Unlike the US, it would seem that philanthropy does not play near as big a role in Australian culture. An inaugural NAB Charitable Giving Index, based on donations made by credit card, BPay and EFTPOS, found that by postcode, the average amount of money spent on charity per person was highest in Middle Park, Victoria ($334), followed by Vale Park, SA ($276), and Killara, NSW ($248).

But if generosity is measured in terms of how much people earn, then residents from Lakes Entrance, Victoria, win hands down. The index shows that Lakes Entrance gave 0.34 per cent of their income to charity, followed by Vale Park at 0.31 per cent and Middle Park at 0.28 per cent.

The index found that, on average, the top 10 postcodes from ACT (0.21 per cent) donated most income to charity, while Queensland (0.16 per cent), NSW (0.14 per cent) and WA (0.13 per cent) donated the least.

Bill Gates has given more than $US28 billion of his wealth to his foundation, the largest in the US. It represents more than 50 per cent of his net wealth.

Warren Buffett, one of the richest men in the world, has pledged almost all of his fortune to the Gates Foundation and has given $US8 billion to the organisation since 2006.

Gates and Buffett have joined forces to encourage other billionaires to pledge to give away at least 50 per cent of their wealth during their lifetimes or upon their deaths as part of a campaign called The Giving Pledge.
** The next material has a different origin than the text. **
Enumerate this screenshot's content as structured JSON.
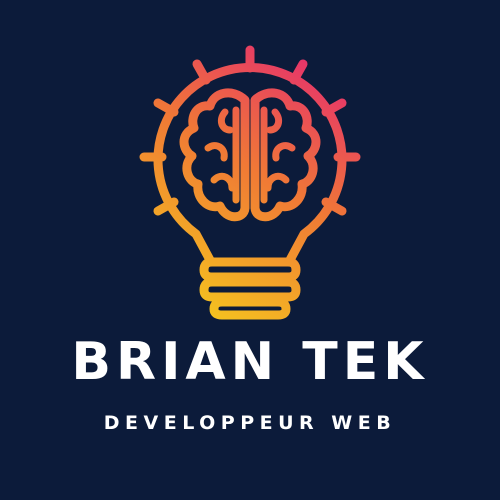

By late 2011, about 70 billionaires had signed up for the campaign.

The US has had a string of wealthy people over the years setting the benchmark for philanthropy; Australia has all too few. Grill has set a benchmark for others to follow.

But it is also up to the charities themselves to get their act into gear. After years of debate about the transparency and lack of accountability of the sector, a Charities and Not-for-Profit Commission has been set up. If the legislation passes the Senate, it will be up and running by Christmas.

A long-time researcher (or campaigner) in the sector who has campaigned for greater transparency and accountability, Don D'Cruz, is sceptical of the new charity regulator. ''ACNC is designed by not-for-profit insiders for not-for-profit insiders, making it to the not-for-profit sector what Fair Work Australia is for industrial relations,'' he said.